Joel (former teacher)

The Opinionated Homeschooler said...

Joel,

I appreciate your input, especially given your firsthand experience as a teacher.

I have to disagree with some points, though. Since my thoughts on this threaten to become lengthy, let me say that I honestly find shivers running down my spine at the suggestion that there are some kids on whom an academic, college preparatory education is wasted, and that we can spot who they are by high school and need not provide them an education beyond what we think they need for their future. I know that that's not what you were trying to say, but it's what it always seems to come to when we start saying "Do you think any of *these* kids are ever going to need...?"

I do think the Atlantic article doesn't provide a panacea; you're quite right that a lot more things will have to change before education is set to rights in the U.S. But I think national standards are part of that; and I think a commitment to providing a college-preparatory education to *every* child in the U.S.--not just the ones we guess will need it--is fundamental to that.

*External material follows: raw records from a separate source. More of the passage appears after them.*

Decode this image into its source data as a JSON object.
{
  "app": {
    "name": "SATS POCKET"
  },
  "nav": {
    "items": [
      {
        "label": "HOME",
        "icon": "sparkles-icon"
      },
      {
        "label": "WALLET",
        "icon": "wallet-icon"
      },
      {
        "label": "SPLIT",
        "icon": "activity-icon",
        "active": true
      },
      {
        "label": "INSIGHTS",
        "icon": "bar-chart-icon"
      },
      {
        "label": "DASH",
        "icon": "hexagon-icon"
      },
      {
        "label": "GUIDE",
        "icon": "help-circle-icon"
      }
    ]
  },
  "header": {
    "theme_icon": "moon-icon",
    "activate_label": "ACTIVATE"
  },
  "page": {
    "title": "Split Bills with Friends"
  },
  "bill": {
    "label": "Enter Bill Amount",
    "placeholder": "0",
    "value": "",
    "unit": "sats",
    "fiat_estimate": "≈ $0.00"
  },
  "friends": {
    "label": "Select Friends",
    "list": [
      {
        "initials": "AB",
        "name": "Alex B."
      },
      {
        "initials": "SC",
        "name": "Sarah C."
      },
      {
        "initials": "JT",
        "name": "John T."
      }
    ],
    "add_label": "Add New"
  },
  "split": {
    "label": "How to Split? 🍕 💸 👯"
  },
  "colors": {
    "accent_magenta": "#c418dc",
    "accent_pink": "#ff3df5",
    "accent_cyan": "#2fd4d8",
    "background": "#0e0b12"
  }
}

More on my blog.

Yahmdallah said...

For those interested, here's the direct link to OHS's post/continuation.